Element data from apps and pages
□ □ □

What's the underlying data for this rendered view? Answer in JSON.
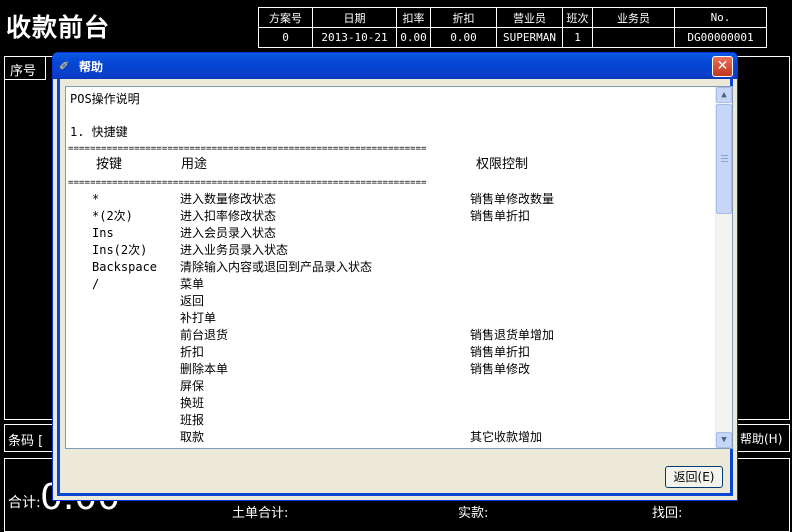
{
  "app": {
    "title": "收款前台"
  },
  "info_table": {
    "headers": [
      "方案号",
      "日期",
      "扣率",
      "折扣",
      "营业员",
      "班次",
      "业务员",
      "No."
    ],
    "values": [
      "0",
      "2013-10-21",
      "0.00",
      "0.00",
      "SUPERMAN",
      "1",
      "",
      "DG00000001"
    ]
  },
  "background": {
    "seq_label": "序号",
    "barcode_label": "条码 [",
    "help_button": "帮助(H)",
    "total_label": "合计:",
    "total_value": "0.00",
    "partial_1": "土单合计:",
    "partial_2": "实款:",
    "partial_3": "找回:"
  },
  "dialog": {
    "title": "帮助",
    "close_glyph": "✕",
    "return_button": "返回(E)",
    "content": {
      "heading": "POS操作说明",
      "section": "1. 快捷键",
      "divider": "=================================================================",
      "columns": [
        "按键",
        "用途",
        "权限控制"
      ],
      "rows": [
        {
          "key": "*",
          "use": "进入数量修改状态",
          "perm": "销售单修改数量"
        },
        {
          "key": "*(2次)",
          "use": "进入扣率修改状态",
          "perm": "销售单折扣"
        },
        {
          "key": "Ins",
          "use": "进入会员录入状态",
          "perm": ""
        },
        {
          "key": "Ins(2次)",
          "use": "进入业务员录入状态",
          "perm": ""
        },
        {
          "key": "Backspace",
          "use": "清除输入内容或退回到产品录入状态",
          "perm": ""
        },
        {
          "key": "/",
          "use": "菜单",
          "perm": ""
        },
        {
          "key": "",
          "use": "返回",
          "perm": ""
        },
        {
          "key": "",
          "use": "补打单",
          "perm": ""
        },
        {
          "key": "",
          "use": "前台退货",
          "perm": "销售退货单增加"
        },
        {
          "key": "",
          "use": "折扣",
          "perm": "销售单折扣"
        },
        {
          "key": "",
          "use": "删除本单",
          "perm": "销售单修改"
        },
        {
          "key": "",
          "use": "屏保",
          "perm": ""
        },
        {
          "key": "",
          "use": "换班",
          "perm": ""
        },
        {
          "key": "",
          "use": "班报",
          "perm": ""
        },
        {
          "key": "",
          "use": "取款",
          "perm": "其它收款增加"
        }
      ]
    }
  }
}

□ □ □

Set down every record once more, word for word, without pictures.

Answer space —
What's the underlying data for this rendered view? Answer in JSON.
{
  "app": {
    "title": "收款前台"
  },
  "info_table": {
    "headers": [
      "方案号",
      "日期",
      "扣率",
      "折扣",
      "营业员",
      "班次",
      "业务员",
      "No."
    ],
    "values": [
      "0",
      "2013-10-21",
      "0.00",
      "0.00",
      "SUPERMAN",
      "1",
      "",
      "DG00000001"
    ]
  },
  "background": {
    "seq_label": "序号",
    "barcode_label": "条码 [",
    "help_button": "帮助(H)",
    "total_label": "合计:",
    "total_value": "0.00",
    "partial_1": "土单合计:",
    "partial_2": "实款:",
    "partial_3": "找回:"
  },
  "dialog": {
    "title": "帮助",
    "close_glyph": "✕",
    "return_button": "返回(E)",
    "content": {
      "heading": "POS操作说明",
      "section": "1. 快捷键",
      "divider": "=================================================================",
      "columns": [
        "按键",
        "用途",
        "权限控制"
      ],
      "rows": [
        {
          "key": "*",
          "use": "进入数量修改状态",
          "perm": "销售单修改数量"
        },
        {
          "key": "*(2次)",
          "use": "进入扣率修改状态",
          "perm": "销售单折扣"
        },
        {
          "key": "Ins",
          "use": "进入会员录入状态",
          "perm": ""
        },
        {
          "key": "Ins(2次)",
          "use": "进入业务员录入状态",
          "perm": ""
        },
        {
          "key": "Backspace",
          "use": "清除输入内容或退回到产品录入状态",
          "perm": ""
        },
        {
          "key": "/",
          "use": "菜单",
          "perm": ""
        },
        {
          "key": "",
          "use": "返回",
          "perm": ""
        },
        {
          "key": "",
          "use": "补打单",
          "perm": ""
        },
        {
          "key": "",
          "use": "前台退货",
          "perm": "销售退货单增加"
        },
        {
          "key": "",
          "use": "折扣",
          "perm": "销售单折扣"
        },
        {
          "key": "",
          "use": "删除本单",
          "perm": "销售单修改"
        },
        {
          "key": "",
          "use": "屏保",
          "perm": ""
        },
        {
          "key": "",
          "use": "换班",
          "perm": ""
        },
        {
          "key": "",
          "use": "班报",
          "perm": ""
        },
        {
          "key": "",
          "use": "取款",
          "perm": "其它收款增加"
        }
      ]
    }
  }
}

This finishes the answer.